According to a ruling by Britain's Advertising Standards Agency, the term "kraut"—used by Britons to ridicule Germans since WWI—is now a perfectly acceptable word. The ASA said it was no more than "a light-hearted reference to a national stereotype unlikely to cause serious or widespread offense." The watchdog office's verdict followed a complaint about a direct marketing leaflet advertising sanding disks—ironically made by a German company. The leaflet, sent out just before the England-Germany football match in September, carried a picture of a German footballer with the slogan: "The krauts are coming—with unbeatable quality." The German firm, DRONCO Abrasives, said they thought the term was a "humorous reference to Germans' allegedly high consumption of Sauerkraut" and had no negative meaning. But Germans in Britain failed to see the humor. "It is offensive. If you were called cabbage, you would not like it. It is the same for us," a German Embassy spokesman told the Daily Mail newspaper. The term stems from the wartime belief that German soldiers ate vast quantities of sauerkraut—chopped pickled cabbage.

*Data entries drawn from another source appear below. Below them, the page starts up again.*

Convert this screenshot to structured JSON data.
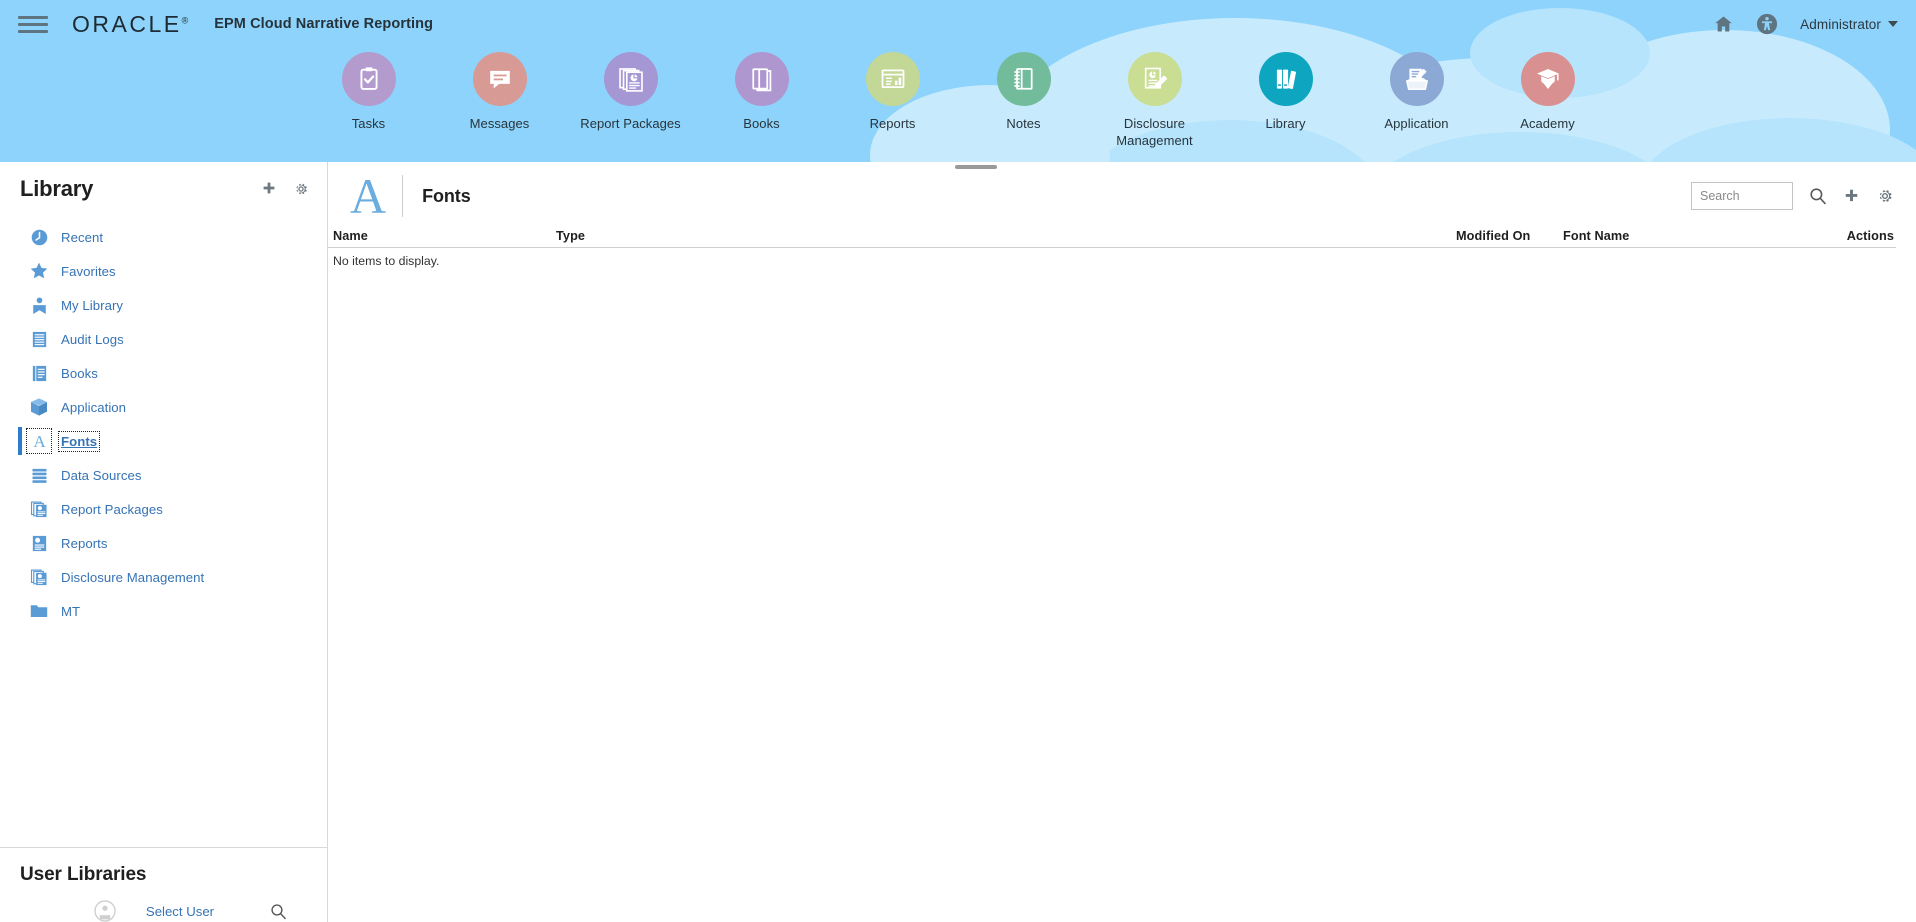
{
  "header": {
    "menu_icon": "hamburger-menu-icon",
    "logo_text": "ORACLE",
    "logo_mark": "®",
    "app_title": "EPM Cloud Narrative Reporting",
    "home_icon": "home-icon",
    "accessibility_icon": "accessibility-icon",
    "user_menu_label": "Administrator",
    "caret_icon": "chevron-down-icon"
  },
  "springboard": {
    "items": [
      {
        "label": "Tasks",
        "icon": "tasks-clipboard-icon",
        "color": "#b49bce",
        "active": false
      },
      {
        "label": "Messages",
        "icon": "messages-bubble-icon",
        "color": "#d89a94",
        "active": false
      },
      {
        "label": "Report Packages",
        "icon": "report-packages-icon",
        "color": "#a497d4",
        "active": false
      },
      {
        "label": "Books",
        "icon": "books-icon",
        "color": "#ae97cf",
        "active": false
      },
      {
        "label": "Reports",
        "icon": "reports-icon",
        "color": "#c3d796",
        "active": false
      },
      {
        "label": "Notes",
        "icon": "notes-notebook-icon",
        "color": "#72bc9b",
        "active": false
      },
      {
        "label": "Disclosure\nManagement",
        "icon": "disclosure-management-icon",
        "color": "#c9dd93",
        "active": false
      },
      {
        "label": "Library",
        "icon": "library-books-icon",
        "color": "#0ea5c0",
        "active": true
      },
      {
        "label": "Application",
        "icon": "application-box-icon",
        "color": "#8ba9d4",
        "active": false
      },
      {
        "label": "Academy",
        "icon": "academy-graduation-icon",
        "color": "#d99090",
        "active": false
      }
    ],
    "collapse_handle": "panel-collapse-handle"
  },
  "sidebar": {
    "title": "Library",
    "add_icon": "plus-icon",
    "settings_icon": "gear-icon",
    "items": [
      {
        "label": "Recent",
        "icon": "clock-icon",
        "selected": false
      },
      {
        "label": "Favorites",
        "icon": "star-icon",
        "selected": false
      },
      {
        "label": "My Library",
        "icon": "user-library-icon",
        "selected": false
      },
      {
        "label": "Audit Logs",
        "icon": "audit-log-icon",
        "selected": false
      },
      {
        "label": "Books",
        "icon": "book-icon",
        "selected": false
      },
      {
        "label": "Application",
        "icon": "cube-icon",
        "selected": false
      },
      {
        "label": "Fonts",
        "icon": "font-a-icon",
        "selected": true
      },
      {
        "label": "Data Sources",
        "icon": "data-sources-icon",
        "selected": false
      },
      {
        "label": "Report Packages",
        "icon": "report-packages-icon",
        "selected": false
      },
      {
        "label": "Reports",
        "icon": "report-icon",
        "selected": false
      },
      {
        "label": "Disclosure Management",
        "icon": "disclosure-icon",
        "selected": false
      },
      {
        "label": "MT",
        "icon": "folder-icon",
        "selected": false
      }
    ],
    "user_libraries": {
      "title": "User Libraries",
      "avatar_icon": "user-avatar-icon",
      "select_user_label": "Select User",
      "search_icon": "search-icon"
    }
  },
  "main": {
    "page_glyph": "A",
    "page_title": "Fonts",
    "toolbar": {
      "search_placeholder": "Search",
      "search_value": "",
      "search_icon": "search-icon",
      "add_icon": "plus-icon",
      "settings_icon": "gear-icon"
    },
    "table": {
      "columns": [
        "Name",
        "Type",
        "Modified On",
        "Font Name",
        "Actions"
      ],
      "rows": [],
      "empty_message": "No items to display."
    }
  },
  "colors": {
    "banner": "#8ed3fb",
    "cloud_light": "#c7ebfd",
    "accent_link": "#3673b5",
    "selected_bar": "#2e7ccc",
    "icon_gray": "#5f7481",
    "library_active": "#0ea5c0"
  }
}
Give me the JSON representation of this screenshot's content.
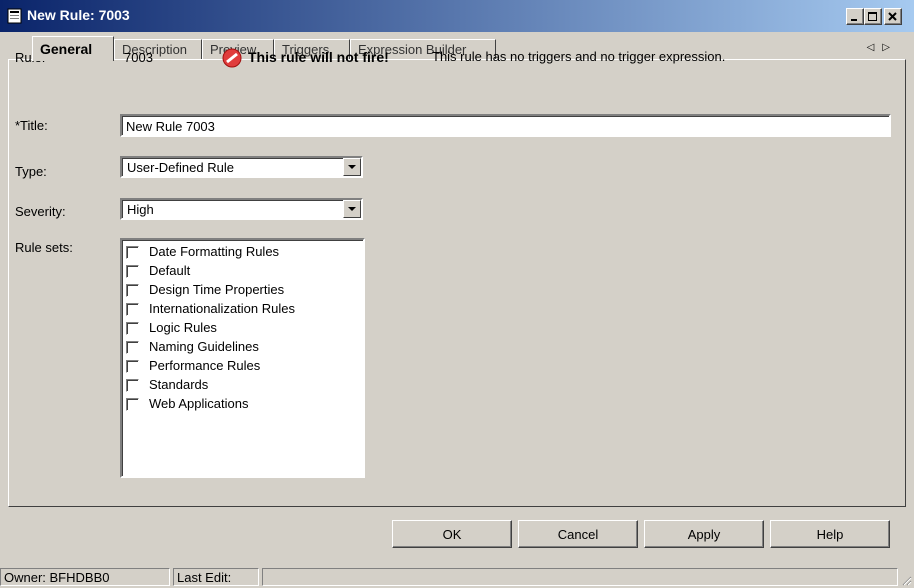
{
  "window": {
    "title": "New Rule: 7003",
    "icon": "app-document-icon"
  },
  "tabs": [
    {
      "label": "General",
      "active": true
    },
    {
      "label": "Description"
    },
    {
      "label": "Preview"
    },
    {
      "label": "Triggers"
    },
    {
      "label": "Expression Builder"
    }
  ],
  "tab_scroll": {
    "left": "◁",
    "right": "▷"
  },
  "form": {
    "rule_label": "Rule:",
    "rule_value": "7003",
    "warning_title": "This rule will not fire!",
    "warning_text": "This rule has no triggers and no trigger expression.",
    "title_label": "*Title:",
    "title_value": "New Rule  7003",
    "type_label": "Type:",
    "type_value": "User-Defined Rule",
    "severity_label": "Severity:",
    "severity_value": "High",
    "rulesets_label": "Rule sets:",
    "rulesets": [
      {
        "label": "Date Formatting Rules",
        "checked": false
      },
      {
        "label": "Default",
        "checked": false
      },
      {
        "label": "Design Time Properties",
        "checked": false
      },
      {
        "label": "Internationalization Rules",
        "checked": false
      },
      {
        "label": "Logic Rules",
        "checked": false
      },
      {
        "label": "Naming Guidelines",
        "checked": false
      },
      {
        "label": "Performance Rules",
        "checked": false
      },
      {
        "label": "Standards",
        "checked": false
      },
      {
        "label": "Web Applications",
        "checked": false
      }
    ]
  },
  "buttons": {
    "ok": "OK",
    "cancel": "Cancel",
    "apply": "Apply",
    "help": "Help"
  },
  "statusbar": {
    "owner": "Owner: BFHDBB0",
    "last_edit": "Last Edit:"
  },
  "colors": {
    "titlebar_start": "#0a246a",
    "titlebar_end": "#a6caf0",
    "face": "#d4d0c8",
    "warning": "#e03c3c"
  }
}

Upcoming Birthdays
Oct. 26-Nov. 1
26—Bootsy Collins (50)
27—John Cleese (62)
28—Jonas Salk (would have been 87)
29—Winona Ryder (30)
30—Charles Atlas (would have been 108) & Grace Slick (62)
31—John Candy (would have been 51)
Nov. 1—Larry Flynt (59)

Special Events
October is ROCKtober!
28—Daylight Savings Ends
29—Oh! Day (Greece)
31—Halloween, Samhain & Hunter's Full Moon
Nov. 1—Mid Shaaban

Spring Forward, Fall Back—Got It? In New York City this weekend, it finally starts to look like fall: Partly cloudy with highs approaching 50 and lows in the upper 30s and low 40s. Brrrr. Think I'll stick to the West Coast, where it will be sunny until the clouds roll in Sunday night. Highs in the low 70s and lows in the upper 50s. If you were a dumbass and moved from Los Angeles to Chicago, like a friend of mine, you'll be regretting it this weekend. Were those snow flurries you saw this week? Expect partly cloudy skies with highs in the mid-40s and lows in the mid-30s on Saturday, and temps a little warmer on Sunday. For some reason it's always up to the meteorologist to remind you to set your clocks, so don't forget Saturday is the end of Daylight Savings Time. Set the clock back an hour and enjoy one more hour of sleep this weekend. It's very helpful in avoiding hangovers. David Simutis, Senior Meteorology Correspondent/
Hangover Specialist

Blair's motives are called into question when she develops a friendship with a handsome—and retarded—admirer.